● Task to carry out: Return every line of the data that contains the string "JSON".

Task inputs START

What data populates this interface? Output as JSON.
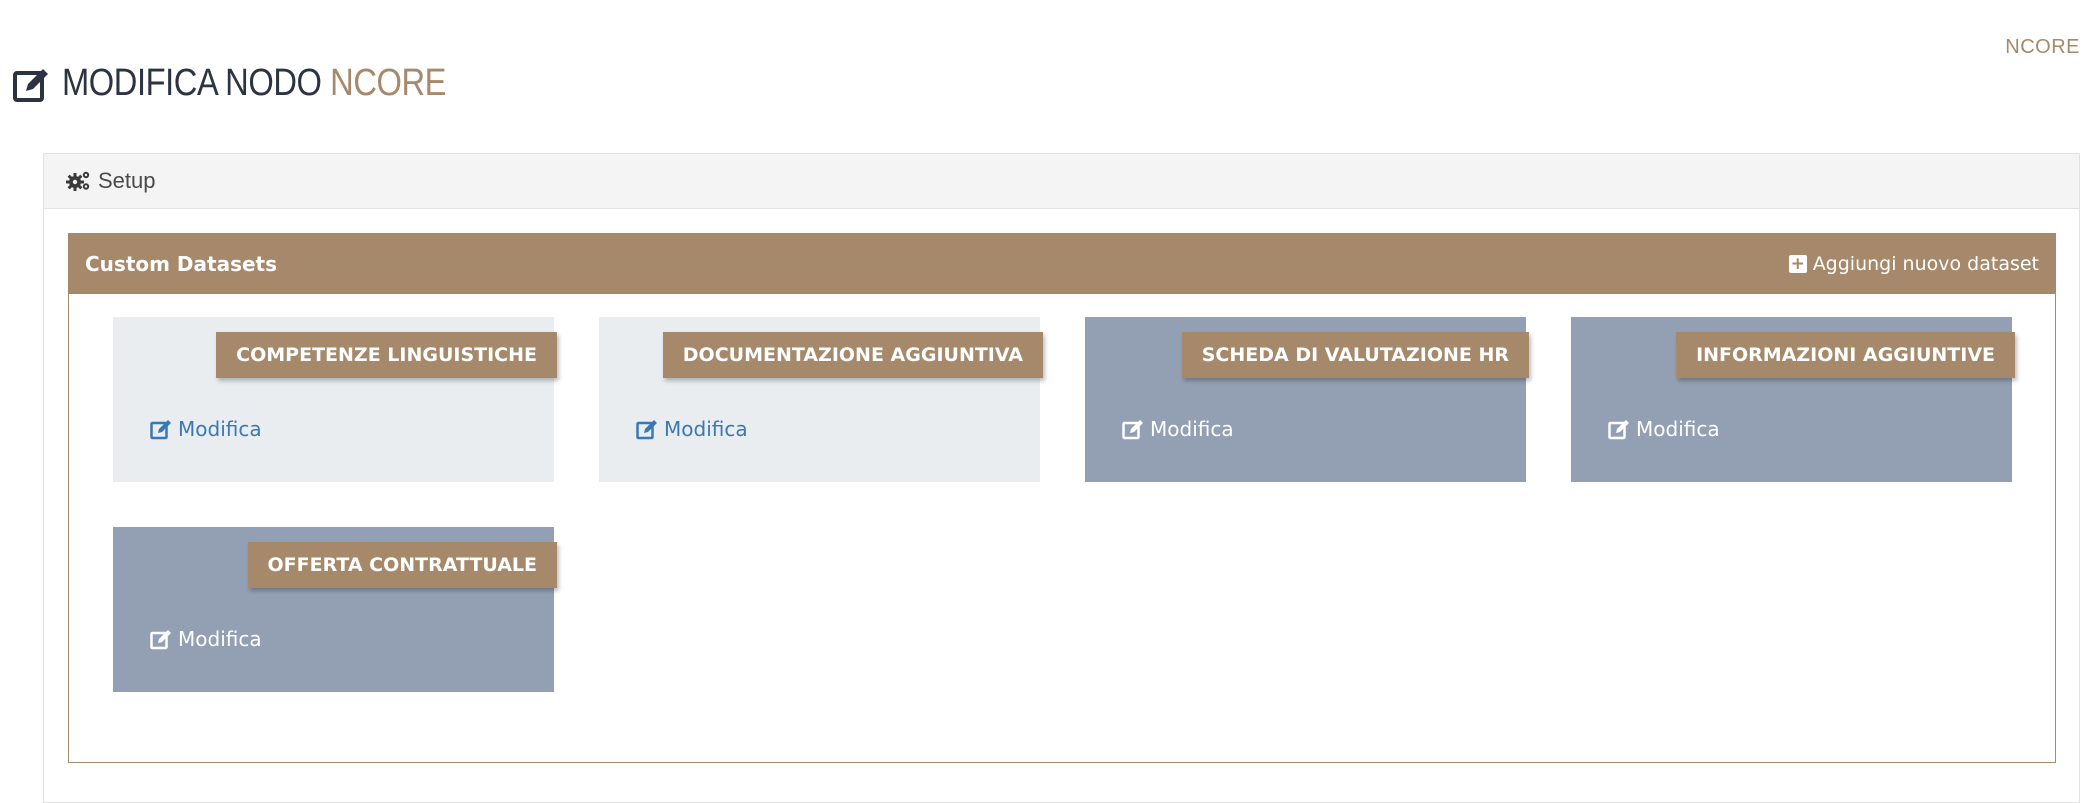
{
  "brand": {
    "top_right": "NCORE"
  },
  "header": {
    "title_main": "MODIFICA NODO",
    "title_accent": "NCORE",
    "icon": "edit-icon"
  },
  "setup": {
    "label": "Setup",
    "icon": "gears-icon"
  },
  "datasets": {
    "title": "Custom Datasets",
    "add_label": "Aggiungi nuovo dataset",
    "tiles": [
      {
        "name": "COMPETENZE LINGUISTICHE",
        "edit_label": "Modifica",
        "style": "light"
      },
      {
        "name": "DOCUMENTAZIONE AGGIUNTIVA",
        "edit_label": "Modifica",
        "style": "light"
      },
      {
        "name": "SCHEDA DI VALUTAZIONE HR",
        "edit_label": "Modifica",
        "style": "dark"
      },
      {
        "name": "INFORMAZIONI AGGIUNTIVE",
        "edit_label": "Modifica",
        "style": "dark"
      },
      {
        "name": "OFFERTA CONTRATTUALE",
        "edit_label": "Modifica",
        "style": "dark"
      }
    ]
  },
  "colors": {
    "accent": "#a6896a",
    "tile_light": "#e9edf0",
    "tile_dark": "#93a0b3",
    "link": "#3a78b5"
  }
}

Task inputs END
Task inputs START

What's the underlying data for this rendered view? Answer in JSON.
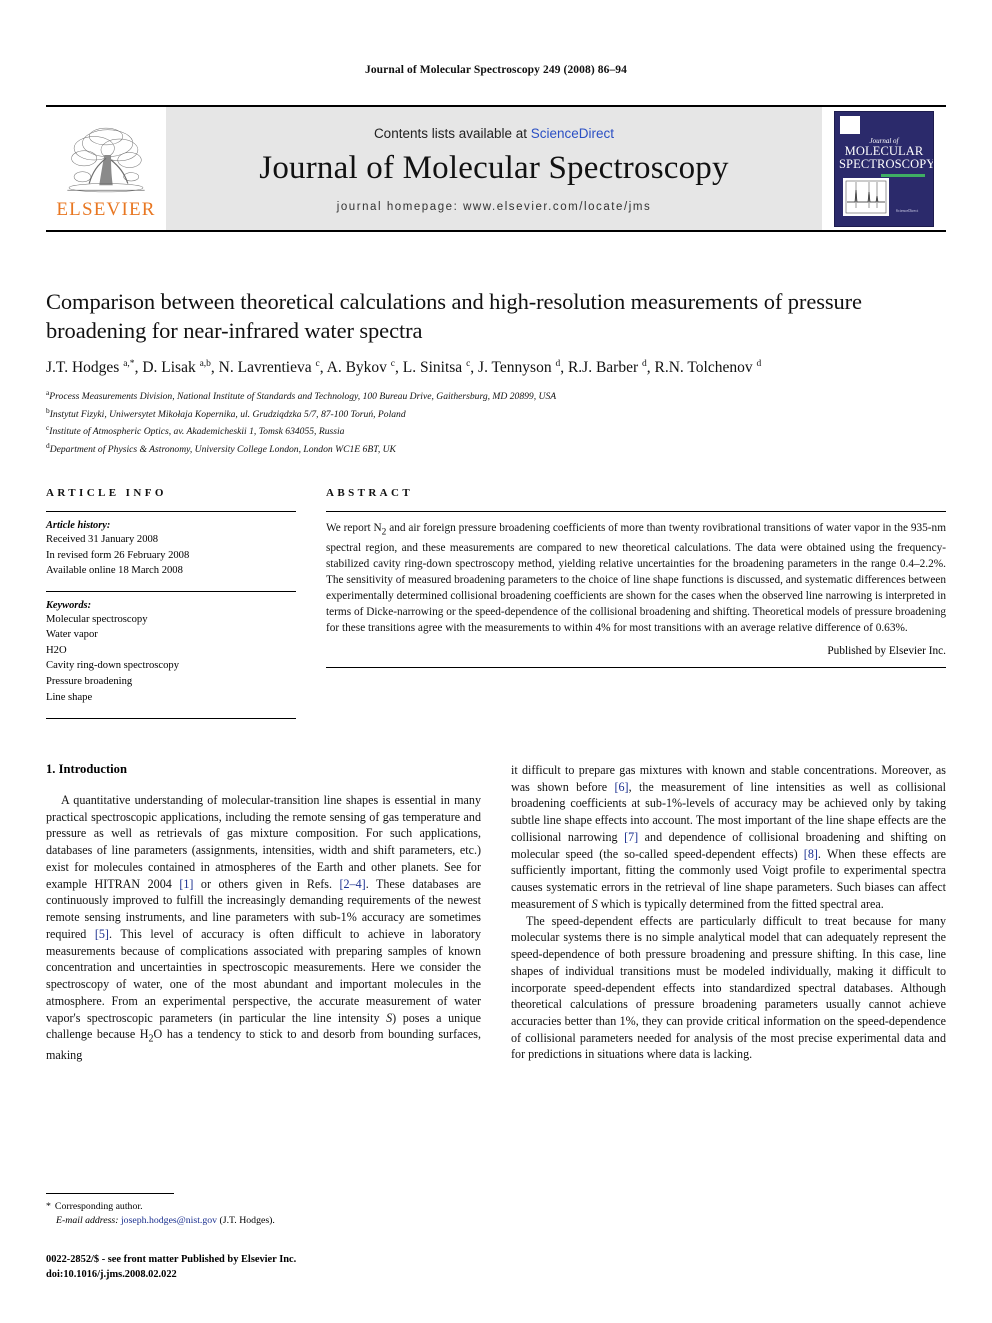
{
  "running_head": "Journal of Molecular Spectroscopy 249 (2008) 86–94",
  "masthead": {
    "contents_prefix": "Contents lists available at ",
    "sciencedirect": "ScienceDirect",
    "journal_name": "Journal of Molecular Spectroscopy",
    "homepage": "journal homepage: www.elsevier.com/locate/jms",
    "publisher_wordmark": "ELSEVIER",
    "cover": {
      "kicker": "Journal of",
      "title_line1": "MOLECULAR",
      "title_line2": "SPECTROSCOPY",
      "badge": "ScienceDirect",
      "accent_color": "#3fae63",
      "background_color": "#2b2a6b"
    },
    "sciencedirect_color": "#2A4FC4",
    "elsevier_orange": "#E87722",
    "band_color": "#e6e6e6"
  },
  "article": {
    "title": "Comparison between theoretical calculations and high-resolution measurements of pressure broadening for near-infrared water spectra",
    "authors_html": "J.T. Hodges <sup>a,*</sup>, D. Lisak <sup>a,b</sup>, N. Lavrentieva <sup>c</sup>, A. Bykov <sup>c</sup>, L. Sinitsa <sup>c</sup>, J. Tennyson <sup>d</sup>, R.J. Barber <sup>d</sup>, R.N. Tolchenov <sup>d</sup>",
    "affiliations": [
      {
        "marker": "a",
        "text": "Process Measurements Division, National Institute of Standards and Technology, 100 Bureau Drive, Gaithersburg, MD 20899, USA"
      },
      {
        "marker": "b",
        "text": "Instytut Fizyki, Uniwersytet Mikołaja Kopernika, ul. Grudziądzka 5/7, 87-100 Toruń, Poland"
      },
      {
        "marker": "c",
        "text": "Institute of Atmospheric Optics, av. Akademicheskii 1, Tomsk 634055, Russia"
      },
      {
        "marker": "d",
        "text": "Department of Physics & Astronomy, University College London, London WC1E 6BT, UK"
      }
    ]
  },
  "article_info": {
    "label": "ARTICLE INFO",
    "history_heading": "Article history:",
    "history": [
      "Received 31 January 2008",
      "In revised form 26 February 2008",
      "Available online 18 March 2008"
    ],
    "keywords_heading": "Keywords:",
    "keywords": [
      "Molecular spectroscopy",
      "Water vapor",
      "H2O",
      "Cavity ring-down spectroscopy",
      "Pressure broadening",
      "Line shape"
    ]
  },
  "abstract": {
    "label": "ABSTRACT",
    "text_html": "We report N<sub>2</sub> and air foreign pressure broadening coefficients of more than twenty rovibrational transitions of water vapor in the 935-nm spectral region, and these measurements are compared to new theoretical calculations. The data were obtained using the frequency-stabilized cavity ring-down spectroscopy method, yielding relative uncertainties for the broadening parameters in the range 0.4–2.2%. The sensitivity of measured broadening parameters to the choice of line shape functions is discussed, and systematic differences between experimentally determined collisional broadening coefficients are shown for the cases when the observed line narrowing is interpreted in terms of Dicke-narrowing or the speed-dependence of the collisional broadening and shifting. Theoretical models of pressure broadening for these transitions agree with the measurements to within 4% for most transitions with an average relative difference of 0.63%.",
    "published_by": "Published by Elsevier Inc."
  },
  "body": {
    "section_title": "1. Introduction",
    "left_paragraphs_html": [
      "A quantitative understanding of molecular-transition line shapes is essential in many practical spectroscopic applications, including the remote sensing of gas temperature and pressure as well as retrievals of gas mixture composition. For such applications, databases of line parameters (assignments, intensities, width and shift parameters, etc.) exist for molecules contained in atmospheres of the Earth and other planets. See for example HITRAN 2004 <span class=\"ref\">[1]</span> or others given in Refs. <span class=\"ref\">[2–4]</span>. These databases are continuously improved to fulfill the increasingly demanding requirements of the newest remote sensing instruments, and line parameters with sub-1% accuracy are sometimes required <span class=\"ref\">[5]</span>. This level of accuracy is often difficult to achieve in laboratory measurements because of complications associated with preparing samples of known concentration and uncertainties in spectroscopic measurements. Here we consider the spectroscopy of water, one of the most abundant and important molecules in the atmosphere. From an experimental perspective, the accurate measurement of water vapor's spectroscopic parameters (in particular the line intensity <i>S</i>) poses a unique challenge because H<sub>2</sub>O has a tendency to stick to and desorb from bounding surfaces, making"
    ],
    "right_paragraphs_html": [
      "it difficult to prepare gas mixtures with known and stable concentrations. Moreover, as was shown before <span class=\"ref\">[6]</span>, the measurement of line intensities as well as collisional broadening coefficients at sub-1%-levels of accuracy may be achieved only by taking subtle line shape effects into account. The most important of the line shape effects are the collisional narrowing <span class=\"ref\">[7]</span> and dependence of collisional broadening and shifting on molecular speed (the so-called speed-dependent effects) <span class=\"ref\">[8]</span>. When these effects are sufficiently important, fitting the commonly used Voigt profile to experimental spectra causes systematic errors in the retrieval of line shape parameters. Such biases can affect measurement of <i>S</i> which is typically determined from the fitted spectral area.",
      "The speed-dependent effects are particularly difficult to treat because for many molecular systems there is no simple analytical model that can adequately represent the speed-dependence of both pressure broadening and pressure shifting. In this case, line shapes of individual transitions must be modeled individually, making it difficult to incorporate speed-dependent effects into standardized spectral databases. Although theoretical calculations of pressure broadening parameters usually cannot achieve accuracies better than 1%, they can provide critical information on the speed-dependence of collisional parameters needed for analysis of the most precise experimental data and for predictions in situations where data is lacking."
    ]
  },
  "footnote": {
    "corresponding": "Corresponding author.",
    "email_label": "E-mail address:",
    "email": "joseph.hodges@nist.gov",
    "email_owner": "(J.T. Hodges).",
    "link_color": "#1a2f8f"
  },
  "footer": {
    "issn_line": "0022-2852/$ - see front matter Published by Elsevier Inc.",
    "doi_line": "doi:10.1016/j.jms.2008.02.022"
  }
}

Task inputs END
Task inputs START

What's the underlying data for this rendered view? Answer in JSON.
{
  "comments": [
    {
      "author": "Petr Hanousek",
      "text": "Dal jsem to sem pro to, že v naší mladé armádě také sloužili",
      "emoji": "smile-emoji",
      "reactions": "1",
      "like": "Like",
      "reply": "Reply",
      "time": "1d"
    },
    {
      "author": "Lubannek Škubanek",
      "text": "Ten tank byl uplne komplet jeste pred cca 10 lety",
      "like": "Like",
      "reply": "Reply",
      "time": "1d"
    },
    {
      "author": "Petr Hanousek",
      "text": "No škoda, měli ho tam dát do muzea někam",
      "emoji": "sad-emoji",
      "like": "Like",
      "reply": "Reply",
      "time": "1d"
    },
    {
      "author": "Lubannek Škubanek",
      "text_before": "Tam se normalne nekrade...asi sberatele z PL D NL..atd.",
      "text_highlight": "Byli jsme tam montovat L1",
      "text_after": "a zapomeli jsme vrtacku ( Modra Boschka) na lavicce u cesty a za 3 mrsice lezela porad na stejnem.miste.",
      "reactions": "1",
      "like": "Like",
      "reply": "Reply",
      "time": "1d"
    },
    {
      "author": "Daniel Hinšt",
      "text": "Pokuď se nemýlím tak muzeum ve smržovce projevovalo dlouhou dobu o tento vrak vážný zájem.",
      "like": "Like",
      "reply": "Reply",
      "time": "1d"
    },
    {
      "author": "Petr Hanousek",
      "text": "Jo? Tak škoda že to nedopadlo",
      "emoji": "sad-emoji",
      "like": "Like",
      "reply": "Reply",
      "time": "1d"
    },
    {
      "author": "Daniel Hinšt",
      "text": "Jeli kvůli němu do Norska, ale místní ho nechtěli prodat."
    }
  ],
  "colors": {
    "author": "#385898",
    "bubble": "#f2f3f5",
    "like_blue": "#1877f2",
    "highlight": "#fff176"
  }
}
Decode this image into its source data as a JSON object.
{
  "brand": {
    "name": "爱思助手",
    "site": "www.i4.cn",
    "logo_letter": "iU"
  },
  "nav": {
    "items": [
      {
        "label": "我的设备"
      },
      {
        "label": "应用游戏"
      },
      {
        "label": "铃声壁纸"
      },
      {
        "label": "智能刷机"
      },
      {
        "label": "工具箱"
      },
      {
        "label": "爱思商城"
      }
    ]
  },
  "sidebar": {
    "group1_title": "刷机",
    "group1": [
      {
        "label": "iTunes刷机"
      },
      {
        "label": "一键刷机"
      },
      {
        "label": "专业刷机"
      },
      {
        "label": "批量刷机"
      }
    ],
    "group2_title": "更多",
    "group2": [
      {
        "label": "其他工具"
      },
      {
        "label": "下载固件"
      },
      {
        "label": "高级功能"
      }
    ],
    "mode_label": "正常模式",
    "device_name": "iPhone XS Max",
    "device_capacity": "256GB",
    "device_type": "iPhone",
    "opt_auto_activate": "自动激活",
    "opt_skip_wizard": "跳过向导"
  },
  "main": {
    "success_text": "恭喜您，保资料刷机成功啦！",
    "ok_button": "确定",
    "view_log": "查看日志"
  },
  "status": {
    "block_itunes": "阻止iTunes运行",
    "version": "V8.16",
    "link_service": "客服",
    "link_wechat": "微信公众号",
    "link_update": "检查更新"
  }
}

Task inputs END

● Your response:
What data populates this interface? Output as JSON.
What's the underlying data for this rendered view? Answer in JSON.
What's the underlying data for this rendered view? Answer in JSON.
Decode this image into its source data as a JSON object.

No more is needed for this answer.